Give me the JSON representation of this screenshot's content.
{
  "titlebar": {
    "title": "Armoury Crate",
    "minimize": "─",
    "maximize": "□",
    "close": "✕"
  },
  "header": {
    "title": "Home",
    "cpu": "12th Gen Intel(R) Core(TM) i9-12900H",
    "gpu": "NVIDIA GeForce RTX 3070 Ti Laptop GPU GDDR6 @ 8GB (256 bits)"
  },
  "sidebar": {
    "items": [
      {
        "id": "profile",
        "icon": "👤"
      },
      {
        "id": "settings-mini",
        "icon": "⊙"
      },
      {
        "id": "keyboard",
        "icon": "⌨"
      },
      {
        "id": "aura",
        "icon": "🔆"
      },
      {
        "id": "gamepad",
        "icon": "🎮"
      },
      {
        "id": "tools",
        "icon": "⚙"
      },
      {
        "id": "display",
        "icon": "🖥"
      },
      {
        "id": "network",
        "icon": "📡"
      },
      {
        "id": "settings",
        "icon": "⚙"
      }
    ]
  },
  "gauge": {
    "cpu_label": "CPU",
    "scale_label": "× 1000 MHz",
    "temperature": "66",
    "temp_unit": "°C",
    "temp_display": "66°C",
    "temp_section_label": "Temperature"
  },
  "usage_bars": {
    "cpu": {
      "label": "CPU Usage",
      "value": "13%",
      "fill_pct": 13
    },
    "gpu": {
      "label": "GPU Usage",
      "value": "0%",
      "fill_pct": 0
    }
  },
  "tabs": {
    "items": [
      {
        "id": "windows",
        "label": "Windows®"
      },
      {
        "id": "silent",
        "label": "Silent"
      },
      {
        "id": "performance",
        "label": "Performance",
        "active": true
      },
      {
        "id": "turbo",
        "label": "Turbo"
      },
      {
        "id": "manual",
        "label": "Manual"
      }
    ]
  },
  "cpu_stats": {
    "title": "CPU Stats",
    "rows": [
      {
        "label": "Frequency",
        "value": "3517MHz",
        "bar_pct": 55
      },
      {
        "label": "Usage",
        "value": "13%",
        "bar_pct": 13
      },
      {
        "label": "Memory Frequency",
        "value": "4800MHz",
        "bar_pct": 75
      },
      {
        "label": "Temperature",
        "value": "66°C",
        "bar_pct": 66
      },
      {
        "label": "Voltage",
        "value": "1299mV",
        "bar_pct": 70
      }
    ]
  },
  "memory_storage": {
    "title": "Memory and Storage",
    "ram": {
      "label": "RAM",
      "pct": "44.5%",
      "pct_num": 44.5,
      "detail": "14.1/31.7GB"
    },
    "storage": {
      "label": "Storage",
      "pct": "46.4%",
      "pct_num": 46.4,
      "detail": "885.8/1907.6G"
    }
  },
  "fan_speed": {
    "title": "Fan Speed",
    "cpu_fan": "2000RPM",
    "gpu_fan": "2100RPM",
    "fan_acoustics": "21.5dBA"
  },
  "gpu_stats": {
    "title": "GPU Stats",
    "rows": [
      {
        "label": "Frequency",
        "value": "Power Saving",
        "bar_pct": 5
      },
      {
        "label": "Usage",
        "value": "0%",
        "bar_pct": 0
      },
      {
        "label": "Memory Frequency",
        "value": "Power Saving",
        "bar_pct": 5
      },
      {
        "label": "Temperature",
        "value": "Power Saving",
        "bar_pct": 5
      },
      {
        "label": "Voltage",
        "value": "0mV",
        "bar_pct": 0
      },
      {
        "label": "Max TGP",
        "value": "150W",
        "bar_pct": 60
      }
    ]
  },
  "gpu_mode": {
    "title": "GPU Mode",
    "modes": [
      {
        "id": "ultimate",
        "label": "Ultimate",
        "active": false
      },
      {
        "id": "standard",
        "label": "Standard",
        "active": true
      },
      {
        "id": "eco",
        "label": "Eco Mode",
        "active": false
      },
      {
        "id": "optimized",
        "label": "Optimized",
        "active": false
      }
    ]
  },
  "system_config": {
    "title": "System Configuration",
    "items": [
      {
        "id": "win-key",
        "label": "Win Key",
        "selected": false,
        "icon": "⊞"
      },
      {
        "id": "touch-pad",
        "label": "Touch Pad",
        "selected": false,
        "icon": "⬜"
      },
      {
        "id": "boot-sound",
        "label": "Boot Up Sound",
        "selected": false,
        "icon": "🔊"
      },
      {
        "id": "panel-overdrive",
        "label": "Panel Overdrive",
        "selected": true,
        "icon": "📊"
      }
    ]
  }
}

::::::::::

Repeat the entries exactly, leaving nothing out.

__RESULT OF THIS TASK__:
Give me the JSON representation of this screenshot's content.
{
  "titlebar": {
    "title": "Armoury Crate",
    "minimize": "─",
    "maximize": "□",
    "close": "✕"
  },
  "header": {
    "title": "Home",
    "cpu": "12th Gen Intel(R) Core(TM) i9-12900H",
    "gpu": "NVIDIA GeForce RTX 3070 Ti Laptop GPU GDDR6 @ 8GB (256 bits)"
  },
  "sidebar": {
    "items": [
      {
        "id": "profile",
        "icon": "👤"
      },
      {
        "id": "settings-mini",
        "icon": "⊙"
      },
      {
        "id": "keyboard",
        "icon": "⌨"
      },
      {
        "id": "aura",
        "icon": "🔆"
      },
      {
        "id": "gamepad",
        "icon": "🎮"
      },
      {
        "id": "tools",
        "icon": "⚙"
      },
      {
        "id": "display",
        "icon": "🖥"
      },
      {
        "id": "network",
        "icon": "📡"
      },
      {
        "id": "settings",
        "icon": "⚙"
      }
    ]
  },
  "gauge": {
    "cpu_label": "CPU",
    "scale_label": "× 1000 MHz",
    "temperature": "66",
    "temp_unit": "°C",
    "temp_display": "66°C",
    "temp_section_label": "Temperature"
  },
  "usage_bars": {
    "cpu": {
      "label": "CPU Usage",
      "value": "13%",
      "fill_pct": 13
    },
    "gpu": {
      "label": "GPU Usage",
      "value": "0%",
      "fill_pct": 0
    }
  },
  "tabs": {
    "items": [
      {
        "id": "windows",
        "label": "Windows®"
      },
      {
        "id": "silent",
        "label": "Silent"
      },
      {
        "id": "performance",
        "label": "Performance",
        "active": true
      },
      {
        "id": "turbo",
        "label": "Turbo"
      },
      {
        "id": "manual",
        "label": "Manual"
      }
    ]
  },
  "cpu_stats": {
    "title": "CPU Stats",
    "rows": [
      {
        "label": "Frequency",
        "value": "3517MHz",
        "bar_pct": 55
      },
      {
        "label": "Usage",
        "value": "13%",
        "bar_pct": 13
      },
      {
        "label": "Memory Frequency",
        "value": "4800MHz",
        "bar_pct": 75
      },
      {
        "label": "Temperature",
        "value": "66°C",
        "bar_pct": 66
      },
      {
        "label": "Voltage",
        "value": "1299mV",
        "bar_pct": 70
      }
    ]
  },
  "memory_storage": {
    "title": "Memory and Storage",
    "ram": {
      "label": "RAM",
      "pct": "44.5%",
      "pct_num": 44.5,
      "detail": "14.1/31.7GB"
    },
    "storage": {
      "label": "Storage",
      "pct": "46.4%",
      "pct_num": 46.4,
      "detail": "885.8/1907.6G"
    }
  },
  "fan_speed": {
    "title": "Fan Speed",
    "cpu_fan": "2000RPM",
    "gpu_fan": "2100RPM",
    "fan_acoustics": "21.5dBA"
  },
  "gpu_stats": {
    "title": "GPU Stats",
    "rows": [
      {
        "label": "Frequency",
        "value": "Power Saving",
        "bar_pct": 5
      },
      {
        "label": "Usage",
        "value": "0%",
        "bar_pct": 0
      },
      {
        "label": "Memory Frequency",
        "value": "Power Saving",
        "bar_pct": 5
      },
      {
        "label": "Temperature",
        "value": "Power Saving",
        "bar_pct": 5
      },
      {
        "label": "Voltage",
        "value": "0mV",
        "bar_pct": 0
      },
      {
        "label": "Max TGP",
        "value": "150W",
        "bar_pct": 60
      }
    ]
  },
  "gpu_mode": {
    "title": "GPU Mode",
    "modes": [
      {
        "id": "ultimate",
        "label": "Ultimate",
        "active": false
      },
      {
        "id": "standard",
        "label": "Standard",
        "active": true
      },
      {
        "id": "eco",
        "label": "Eco Mode",
        "active": false
      },
      {
        "id": "optimized",
        "label": "Optimized",
        "active": false
      }
    ]
  },
  "system_config": {
    "title": "System Configuration",
    "items": [
      {
        "id": "win-key",
        "label": "Win Key",
        "selected": false,
        "icon": "⊞"
      },
      {
        "id": "touch-pad",
        "label": "Touch Pad",
        "selected": false,
        "icon": "⬜"
      },
      {
        "id": "boot-sound",
        "label": "Boot Up Sound",
        "selected": false,
        "icon": "🔊"
      },
      {
        "id": "panel-overdrive",
        "label": "Panel Overdrive",
        "selected": true,
        "icon": "📊"
      }
    ]
  }
}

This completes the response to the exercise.